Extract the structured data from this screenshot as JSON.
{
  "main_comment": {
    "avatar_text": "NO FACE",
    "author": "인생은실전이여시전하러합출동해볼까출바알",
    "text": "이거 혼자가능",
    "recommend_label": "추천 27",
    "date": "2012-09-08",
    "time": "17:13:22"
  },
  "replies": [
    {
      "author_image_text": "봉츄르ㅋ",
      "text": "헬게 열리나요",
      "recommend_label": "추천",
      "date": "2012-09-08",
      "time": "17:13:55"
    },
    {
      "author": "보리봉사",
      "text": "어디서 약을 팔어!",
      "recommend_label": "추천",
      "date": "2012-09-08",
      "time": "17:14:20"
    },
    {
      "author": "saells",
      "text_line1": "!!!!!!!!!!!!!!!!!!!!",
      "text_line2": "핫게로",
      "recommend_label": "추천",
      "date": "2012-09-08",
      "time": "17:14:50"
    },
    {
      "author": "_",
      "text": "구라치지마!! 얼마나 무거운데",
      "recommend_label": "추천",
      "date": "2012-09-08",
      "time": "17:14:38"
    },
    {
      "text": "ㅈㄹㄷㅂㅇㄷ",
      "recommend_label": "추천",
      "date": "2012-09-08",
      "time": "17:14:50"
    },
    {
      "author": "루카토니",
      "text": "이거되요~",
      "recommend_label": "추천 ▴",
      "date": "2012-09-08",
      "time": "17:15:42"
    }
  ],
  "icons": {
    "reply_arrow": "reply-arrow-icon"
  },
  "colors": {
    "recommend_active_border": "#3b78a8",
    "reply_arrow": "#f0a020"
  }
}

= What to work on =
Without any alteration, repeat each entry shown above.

= Final answer =
Extract the structured data from this screenshot as JSON.
{
  "main_comment": {
    "avatar_text": "NO FACE",
    "author": "인생은실전이여시전하러합출동해볼까출바알",
    "text": "이거 혼자가능",
    "recommend_label": "추천 27",
    "date": "2012-09-08",
    "time": "17:13:22"
  },
  "replies": [
    {
      "author_image_text": "봉츄르ㅋ",
      "text": "헬게 열리나요",
      "recommend_label": "추천",
      "date": "2012-09-08",
      "time": "17:13:55"
    },
    {
      "author": "보리봉사",
      "text": "어디서 약을 팔어!",
      "recommend_label": "추천",
      "date": "2012-09-08",
      "time": "17:14:20"
    },
    {
      "author": "saells",
      "text_line1": "!!!!!!!!!!!!!!!!!!!!",
      "text_line2": "핫게로",
      "recommend_label": "추천",
      "date": "2012-09-08",
      "time": "17:14:50"
    },
    {
      "author": "_",
      "text": "구라치지마!! 얼마나 무거운데",
      "recommend_label": "추천",
      "date": "2012-09-08",
      "time": "17:14:38"
    },
    {
      "text": "ㅈㄹㄷㅂㅇㄷ",
      "recommend_label": "추천",
      "date": "2012-09-08",
      "time": "17:14:50"
    },
    {
      "author": "루카토니",
      "text": "이거되요~",
      "recommend_label": "추천 ▴",
      "date": "2012-09-08",
      "time": "17:15:42"
    }
  ],
  "icons": {
    "reply_arrow": "reply-arrow-icon"
  },
  "colors": {
    "recommend_active_border": "#3b78a8",
    "reply_arrow": "#f0a020"
  }
}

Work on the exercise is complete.